Task requirements
From the data below, copy each line that includes the word "JSON".

= Beginning of Section =

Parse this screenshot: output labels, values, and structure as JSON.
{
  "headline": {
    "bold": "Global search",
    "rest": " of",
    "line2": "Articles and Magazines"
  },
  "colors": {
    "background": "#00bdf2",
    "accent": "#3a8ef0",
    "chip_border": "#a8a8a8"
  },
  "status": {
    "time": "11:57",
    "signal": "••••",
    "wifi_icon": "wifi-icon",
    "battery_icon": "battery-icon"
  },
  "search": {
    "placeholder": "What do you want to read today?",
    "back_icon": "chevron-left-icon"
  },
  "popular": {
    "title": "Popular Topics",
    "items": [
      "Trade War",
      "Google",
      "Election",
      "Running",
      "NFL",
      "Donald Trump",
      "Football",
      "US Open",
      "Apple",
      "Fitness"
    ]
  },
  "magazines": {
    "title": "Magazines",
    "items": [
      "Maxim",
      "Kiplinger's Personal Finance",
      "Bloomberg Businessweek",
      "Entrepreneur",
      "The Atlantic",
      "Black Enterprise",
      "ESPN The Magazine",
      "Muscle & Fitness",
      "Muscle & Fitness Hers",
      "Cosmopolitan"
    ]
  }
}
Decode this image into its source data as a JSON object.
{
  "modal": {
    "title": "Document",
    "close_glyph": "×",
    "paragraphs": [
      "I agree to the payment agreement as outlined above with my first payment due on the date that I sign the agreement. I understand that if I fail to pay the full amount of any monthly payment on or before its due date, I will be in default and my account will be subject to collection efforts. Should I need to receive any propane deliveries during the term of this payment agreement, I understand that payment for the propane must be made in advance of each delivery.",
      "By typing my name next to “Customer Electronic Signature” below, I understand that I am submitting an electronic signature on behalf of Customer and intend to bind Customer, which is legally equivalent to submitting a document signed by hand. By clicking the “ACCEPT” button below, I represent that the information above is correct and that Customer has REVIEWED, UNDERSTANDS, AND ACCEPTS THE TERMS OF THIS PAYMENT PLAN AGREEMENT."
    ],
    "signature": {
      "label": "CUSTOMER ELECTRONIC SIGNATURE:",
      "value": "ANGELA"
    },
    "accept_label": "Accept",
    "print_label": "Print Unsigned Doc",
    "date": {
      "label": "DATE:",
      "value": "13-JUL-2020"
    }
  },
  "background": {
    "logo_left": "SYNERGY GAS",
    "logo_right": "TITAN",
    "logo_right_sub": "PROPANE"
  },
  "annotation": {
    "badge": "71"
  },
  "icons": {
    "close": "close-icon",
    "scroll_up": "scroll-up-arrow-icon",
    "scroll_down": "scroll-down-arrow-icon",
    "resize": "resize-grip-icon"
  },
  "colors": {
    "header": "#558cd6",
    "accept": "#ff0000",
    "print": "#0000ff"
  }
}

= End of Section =

Solution for this exercise
Parse this screenshot: output labels, values, and structure as JSON.
Decode this image into its source data as a JSON object.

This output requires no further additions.